### Task statement:
Copy each line of the records below that mentions the word "JSON".

### Given records:
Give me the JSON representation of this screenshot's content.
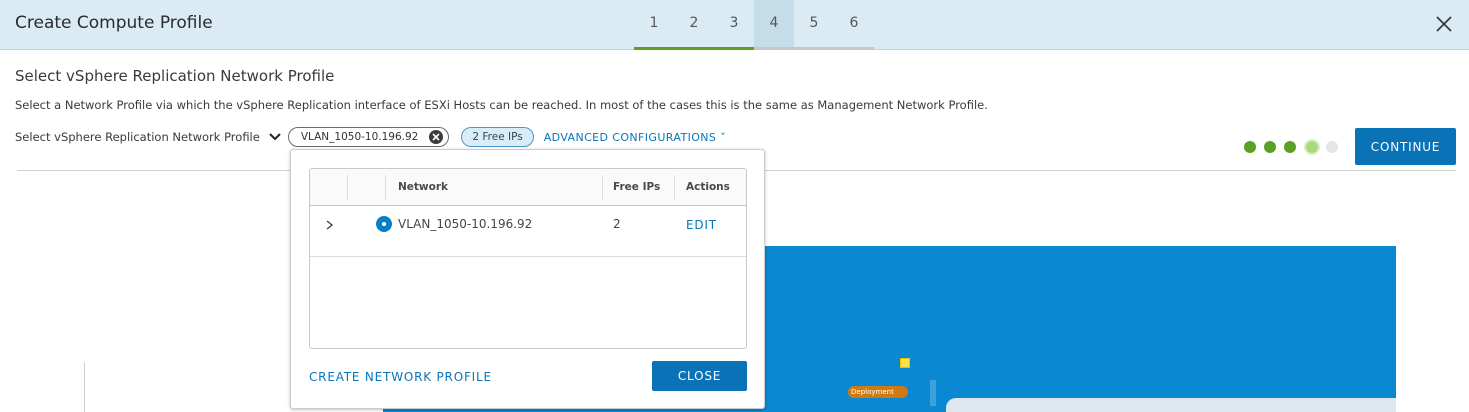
{
  "header": {
    "title": "Create Compute Profile",
    "steps": [
      "1",
      "2",
      "3",
      "4",
      "5",
      "6"
    ],
    "active_step": "4",
    "close_icon": "close-icon"
  },
  "main": {
    "section_title": "Select vSphere Replication Network Profile",
    "description": "Select a Network Profile via which the vSphere Replication interface of ESXi Hosts can be reached. In most of the cases this is the same as Management Network Profile.",
    "field_label": "Select vSphere Replication Network Profile",
    "selected_profile": "VLAN_1050-10.196.92",
    "free_ips_badge": "2 Free IPs",
    "advanced_label": "ADVANCED CONFIGURATIONS",
    "continue_label": "CONTINUE",
    "progress": {
      "completed": 3,
      "current": 4,
      "total": 5
    }
  },
  "dropdown": {
    "columns": [
      "Network",
      "Free IPs",
      "Actions"
    ],
    "rows": [
      {
        "network": "VLAN_1050-10.196.92",
        "free_ips": "2",
        "action": "EDIT",
        "selected": true
      }
    ],
    "create_label": "CREATE NETWORK PROFILE",
    "close_label": "CLOSE"
  },
  "background": {
    "deployment_tag": "Deployment"
  },
  "colors": {
    "header_bg": "#dbebf4",
    "accent_blue": "#0a73b8",
    "step_done_green": "#5aa220",
    "diagram_blue": "#0a88d2",
    "badge_bg": "#d9ecf8"
  }
}
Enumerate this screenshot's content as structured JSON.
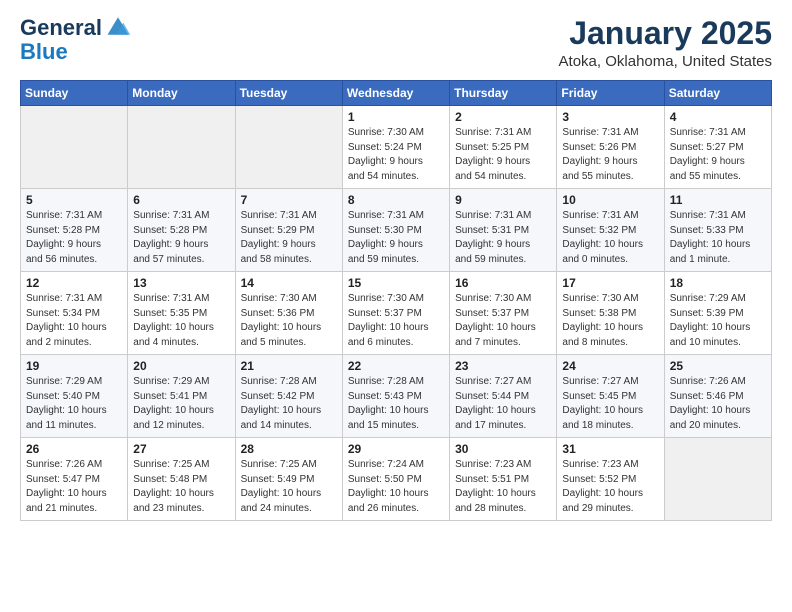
{
  "header": {
    "logo_line1": "General",
    "logo_line2": "Blue",
    "month": "January 2025",
    "location": "Atoka, Oklahoma, United States"
  },
  "weekdays": [
    "Sunday",
    "Monday",
    "Tuesday",
    "Wednesday",
    "Thursday",
    "Friday",
    "Saturday"
  ],
  "weeks": [
    [
      {
        "day": "",
        "info": ""
      },
      {
        "day": "",
        "info": ""
      },
      {
        "day": "",
        "info": ""
      },
      {
        "day": "1",
        "info": "Sunrise: 7:30 AM\nSunset: 5:24 PM\nDaylight: 9 hours\nand 54 minutes."
      },
      {
        "day": "2",
        "info": "Sunrise: 7:31 AM\nSunset: 5:25 PM\nDaylight: 9 hours\nand 54 minutes."
      },
      {
        "day": "3",
        "info": "Sunrise: 7:31 AM\nSunset: 5:26 PM\nDaylight: 9 hours\nand 55 minutes."
      },
      {
        "day": "4",
        "info": "Sunrise: 7:31 AM\nSunset: 5:27 PM\nDaylight: 9 hours\nand 55 minutes."
      }
    ],
    [
      {
        "day": "5",
        "info": "Sunrise: 7:31 AM\nSunset: 5:28 PM\nDaylight: 9 hours\nand 56 minutes."
      },
      {
        "day": "6",
        "info": "Sunrise: 7:31 AM\nSunset: 5:28 PM\nDaylight: 9 hours\nand 57 minutes."
      },
      {
        "day": "7",
        "info": "Sunrise: 7:31 AM\nSunset: 5:29 PM\nDaylight: 9 hours\nand 58 minutes."
      },
      {
        "day": "8",
        "info": "Sunrise: 7:31 AM\nSunset: 5:30 PM\nDaylight: 9 hours\nand 59 minutes."
      },
      {
        "day": "9",
        "info": "Sunrise: 7:31 AM\nSunset: 5:31 PM\nDaylight: 9 hours\nand 59 minutes."
      },
      {
        "day": "10",
        "info": "Sunrise: 7:31 AM\nSunset: 5:32 PM\nDaylight: 10 hours\nand 0 minutes."
      },
      {
        "day": "11",
        "info": "Sunrise: 7:31 AM\nSunset: 5:33 PM\nDaylight: 10 hours\nand 1 minute."
      }
    ],
    [
      {
        "day": "12",
        "info": "Sunrise: 7:31 AM\nSunset: 5:34 PM\nDaylight: 10 hours\nand 2 minutes."
      },
      {
        "day": "13",
        "info": "Sunrise: 7:31 AM\nSunset: 5:35 PM\nDaylight: 10 hours\nand 4 minutes."
      },
      {
        "day": "14",
        "info": "Sunrise: 7:30 AM\nSunset: 5:36 PM\nDaylight: 10 hours\nand 5 minutes."
      },
      {
        "day": "15",
        "info": "Sunrise: 7:30 AM\nSunset: 5:37 PM\nDaylight: 10 hours\nand 6 minutes."
      },
      {
        "day": "16",
        "info": "Sunrise: 7:30 AM\nSunset: 5:37 PM\nDaylight: 10 hours\nand 7 minutes."
      },
      {
        "day": "17",
        "info": "Sunrise: 7:30 AM\nSunset: 5:38 PM\nDaylight: 10 hours\nand 8 minutes."
      },
      {
        "day": "18",
        "info": "Sunrise: 7:29 AM\nSunset: 5:39 PM\nDaylight: 10 hours\nand 10 minutes."
      }
    ],
    [
      {
        "day": "19",
        "info": "Sunrise: 7:29 AM\nSunset: 5:40 PM\nDaylight: 10 hours\nand 11 minutes."
      },
      {
        "day": "20",
        "info": "Sunrise: 7:29 AM\nSunset: 5:41 PM\nDaylight: 10 hours\nand 12 minutes."
      },
      {
        "day": "21",
        "info": "Sunrise: 7:28 AM\nSunset: 5:42 PM\nDaylight: 10 hours\nand 14 minutes."
      },
      {
        "day": "22",
        "info": "Sunrise: 7:28 AM\nSunset: 5:43 PM\nDaylight: 10 hours\nand 15 minutes."
      },
      {
        "day": "23",
        "info": "Sunrise: 7:27 AM\nSunset: 5:44 PM\nDaylight: 10 hours\nand 17 minutes."
      },
      {
        "day": "24",
        "info": "Sunrise: 7:27 AM\nSunset: 5:45 PM\nDaylight: 10 hours\nand 18 minutes."
      },
      {
        "day": "25",
        "info": "Sunrise: 7:26 AM\nSunset: 5:46 PM\nDaylight: 10 hours\nand 20 minutes."
      }
    ],
    [
      {
        "day": "26",
        "info": "Sunrise: 7:26 AM\nSunset: 5:47 PM\nDaylight: 10 hours\nand 21 minutes."
      },
      {
        "day": "27",
        "info": "Sunrise: 7:25 AM\nSunset: 5:48 PM\nDaylight: 10 hours\nand 23 minutes."
      },
      {
        "day": "28",
        "info": "Sunrise: 7:25 AM\nSunset: 5:49 PM\nDaylight: 10 hours\nand 24 minutes."
      },
      {
        "day": "29",
        "info": "Sunrise: 7:24 AM\nSunset: 5:50 PM\nDaylight: 10 hours\nand 26 minutes."
      },
      {
        "day": "30",
        "info": "Sunrise: 7:23 AM\nSunset: 5:51 PM\nDaylight: 10 hours\nand 28 minutes."
      },
      {
        "day": "31",
        "info": "Sunrise: 7:23 AM\nSunset: 5:52 PM\nDaylight: 10 hours\nand 29 minutes."
      },
      {
        "day": "",
        "info": ""
      }
    ]
  ]
}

### Exercise solution:
Give me the JSON representation of this screenshot's content.
Enumerate this screenshot's content as structured JSON.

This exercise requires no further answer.